11 Data Set AHEAD cohort of HRS –Enrolled in 1993 –National sample of non-institutionalized survivors born pre-1924 –n=7,542, Observations=23,752 Self-report years of education: dichotomized at <12 years Telephone Interview for Cognitive Status (modified) –Possible range 0 (bad) -15 (good) –~20% scored max at each interview –Assessed 1-5 times
12 Analysis TICS ti = 00 + 1 Time ti + 2 Education i + 3 Time ti *Education i + k Other Covariates ti + i Bootstrap (500 resamples) for standard errors, resampling on the individual (rather than the observation)
13 Analysis Other covariates: –Age at enrollment, mothers education, fathers education, Hispanic ethnicity Stratify by sex and race (black vs all other) Up to 5 cognitive assessments –Initial models treat time flexibly –Impose a linear model of time
14 Summary of AHEAD Data
15 Predicted Median TICS Score From CLAD models, adjusted for sex, race, age at baseline, Hispanic ethnicity, mothers and fathers education
16 Baseline Education Effect Estimates
17 Slope Education Effect Estimates
18 Loss to Follow-Up
19 Effect at Alternative Quantiles
20 (Less Desirable) Alternatives Baseline adjustment –Introduces new (and larger) biases Add the scales –Hides the ceiling –Hides the bias Tobit models –Stronger assumptions about the distribution
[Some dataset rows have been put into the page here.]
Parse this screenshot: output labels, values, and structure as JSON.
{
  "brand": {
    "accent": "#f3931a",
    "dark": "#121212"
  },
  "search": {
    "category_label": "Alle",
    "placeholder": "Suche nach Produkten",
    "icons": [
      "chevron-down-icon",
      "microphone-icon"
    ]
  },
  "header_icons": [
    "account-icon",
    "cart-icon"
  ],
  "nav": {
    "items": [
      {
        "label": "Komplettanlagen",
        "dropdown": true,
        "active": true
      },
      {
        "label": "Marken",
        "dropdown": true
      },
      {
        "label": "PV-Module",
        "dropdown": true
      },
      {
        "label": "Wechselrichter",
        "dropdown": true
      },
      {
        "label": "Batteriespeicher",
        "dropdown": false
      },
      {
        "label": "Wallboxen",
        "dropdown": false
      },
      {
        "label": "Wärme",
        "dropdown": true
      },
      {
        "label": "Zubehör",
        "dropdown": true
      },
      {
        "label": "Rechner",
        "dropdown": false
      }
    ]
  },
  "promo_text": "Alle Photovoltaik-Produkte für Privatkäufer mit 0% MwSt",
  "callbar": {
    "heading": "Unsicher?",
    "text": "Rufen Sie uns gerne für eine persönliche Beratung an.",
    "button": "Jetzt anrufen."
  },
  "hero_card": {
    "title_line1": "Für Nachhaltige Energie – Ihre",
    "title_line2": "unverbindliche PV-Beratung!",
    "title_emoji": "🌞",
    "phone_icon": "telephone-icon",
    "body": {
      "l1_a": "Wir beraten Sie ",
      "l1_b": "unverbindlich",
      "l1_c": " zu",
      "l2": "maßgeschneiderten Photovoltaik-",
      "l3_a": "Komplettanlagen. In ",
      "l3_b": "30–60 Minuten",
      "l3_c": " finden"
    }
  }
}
21 Conclusions More educated respondents had much higher average cognitive scores for the duration of the study. Education associated with better evolution of cognitive function for white women. Ceilings introduced bias of unknown direction.
22 Limitations & Future Work Discrete outcomes Missing data Complex sampling design Unequal scale intervals not due to ceilings
23 Acknowledgements Dean Jolliffe, CLAD ado Funding: –National Institute of Aging –Office for Behavioral and Social Science Research –Causal Effects of Education on Elder Cognitive Decline –AG023399 –NIA Training grant: AG00138